What can families do in these situations? In my case, I’m going to keep checking the flight on American’s website and snag some seats together if any open up. There is a chance that some seating will free up 24 hours before the flight when all the elites get upgraded and set in place. Barring any success in that endeavor, my only hope is to show up a bit early at the airport and plead with the gate agent for assistance. American’s policy (on the FAQ of the American website) is:
If adjacent seats are not available when you book, American will attempt to accommodate families traveling with a child (age 12 or under) and groups of 5 or more by assigning them adjacent seats, either in advance of check-in or at the airport on the day of departure.
Let’s hope that they abide by that promise!

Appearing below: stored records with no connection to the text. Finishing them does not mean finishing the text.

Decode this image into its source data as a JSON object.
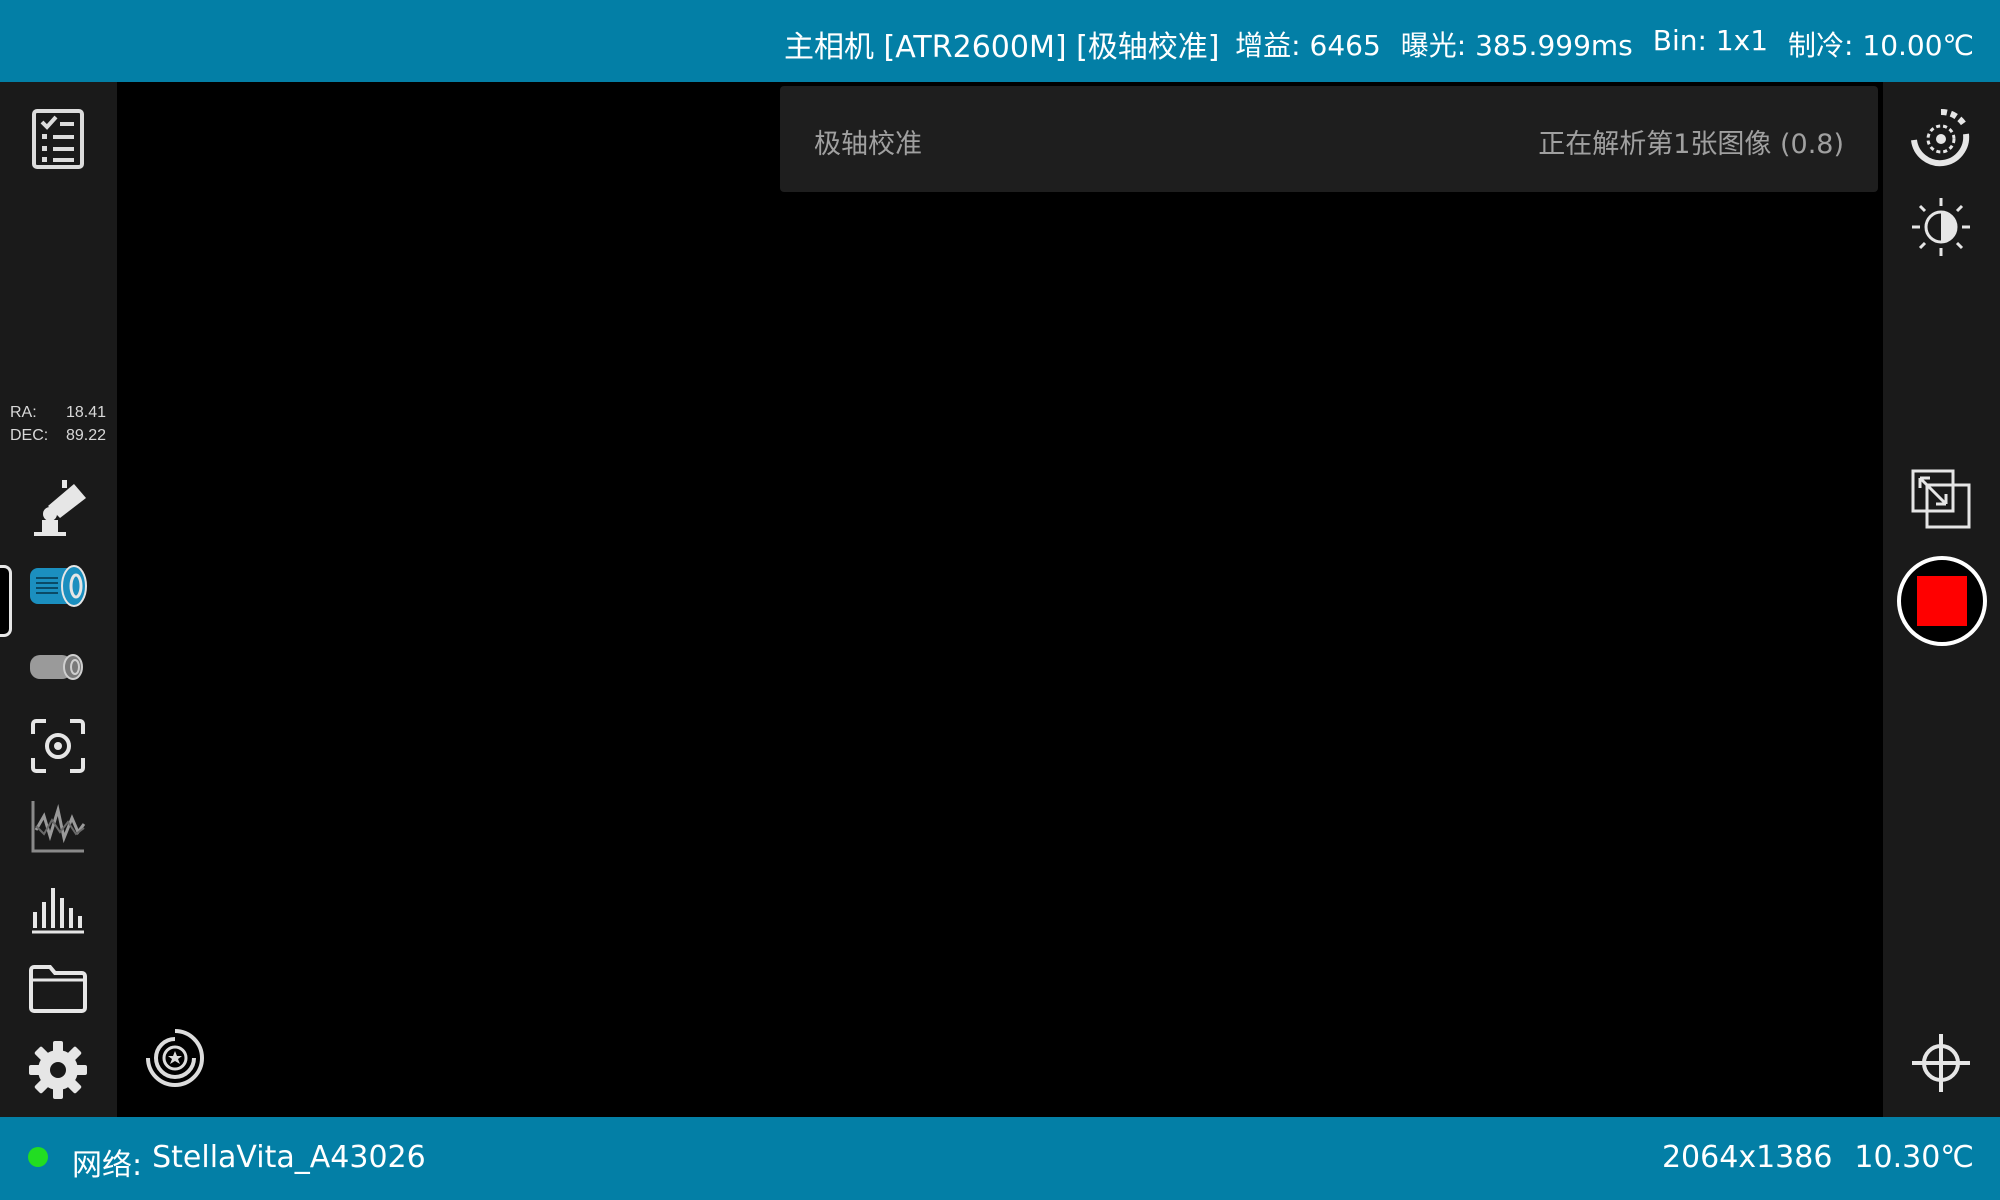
{
  "header": {
    "camera_title": "主相机 [ATR2600M] [极轴校准]",
    "gain": "增益: 6465",
    "exposure": "曝光: 385.999ms",
    "bin": "Bin: 1x1",
    "cooling": "制冷: 10.00℃"
  },
  "notice": {
    "title": "极轴校准",
    "status": "正在解析第1张图像 (0.8)"
  },
  "coords": {
    "ra_label": "RA:",
    "ra_value": "18.41",
    "dec_label": "DEC:",
    "dec_value": "89.22"
  },
  "left_toolbar": [
    "checklist-icon",
    "mount-icon",
    "main-camera-icon",
    "guide-camera-icon",
    "focus-icon",
    "guide-graph-icon",
    "histogram-icon",
    "folder-icon",
    "settings-icon"
  ],
  "right_toolbar": [
    "autostretch-icon",
    "brightness-icon",
    "crop-icon",
    "stop-record-button",
    "crosshair-icon"
  ],
  "footer": {
    "network_label": "网络:",
    "network_name": "StellaVita_A43026",
    "resolution": "2064x1386",
    "temperature": "10.30℃"
  },
  "colors": {
    "accent_bar": "#037fa6",
    "panel": "#1a1a1a",
    "stop_red": "#ff0000",
    "status_green": "#22dd22",
    "camera_active": "#1b8fbf"
  }
}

I did call American’s call center to see if they could do anything manually. The representative was very friendly, and he did note that it looked like many more of these elite seats were being blocked off than he’s used to seeing. He wasn’t sure why. He thought that this meant I would have a fairly easy time at the airport of getting two or three contiguous seats together since so many seats are unfilled in reality. That’s somewhat of a relief, but I wish that the representatives could do a manual override for families to give us the seats now rather than later. When traveling with kids, I try to reduce uncertainties as much as possible, and it certainly doesn’t help when the airline policies cause that uncertainty in the first place!
Wish me luck in two months’ time….
Friday 3rd of May 2019
I'm sitting on a A.A. flight with PLENTY of available seats- empty and side by side- but I'm 12 rows away from my parter because I can't pay $64 extortion fees to travel with the person I'm traveling with! These are money grubbing bastard policies from greedy evil people who care nothing about the feelings of their customers in any way shape or form.
Tuesday 20th of March 2018
So let me make sure I understand, you booked your flights 2 months in advance and there were no seats? I just booked 6 tickets with American Airlines and my family is able to sit together on each leg we have.
Tuesday 20th of March 2018
Yep. Exactly that. And the flight wasn't even that sold out - the seats were just being blocked/held by AA. They block more seats on some flights based on their models about how many elites take that flight and when they book, etc. So on some AA flights, a lot of seats are blocked until close to time and one others, not many are blocked at all. Entirely luck of the draw for families.
Wednesday 13th of December 2017
Awesome! this post inspiring me for trip around the world.
Best and Worst Domestic Airlines to Fly with Kids | Trips with Tykes
Monday 12th of May 2014
[…] Cons: Many old planes (especially on US Airways), seat cramping only going to get worse, difficulty in securing seats together with your child […]
Unexpected Airline Fees: How Families Can Avoid Excessive Charges | Trips with Tykes
Tuesday 2nd of July 2013
[…] no right way to handle this dilemma, but see my posts on my own personal experience with American and Delta. I try to get at least two seats together (usually near the back of the plane where […]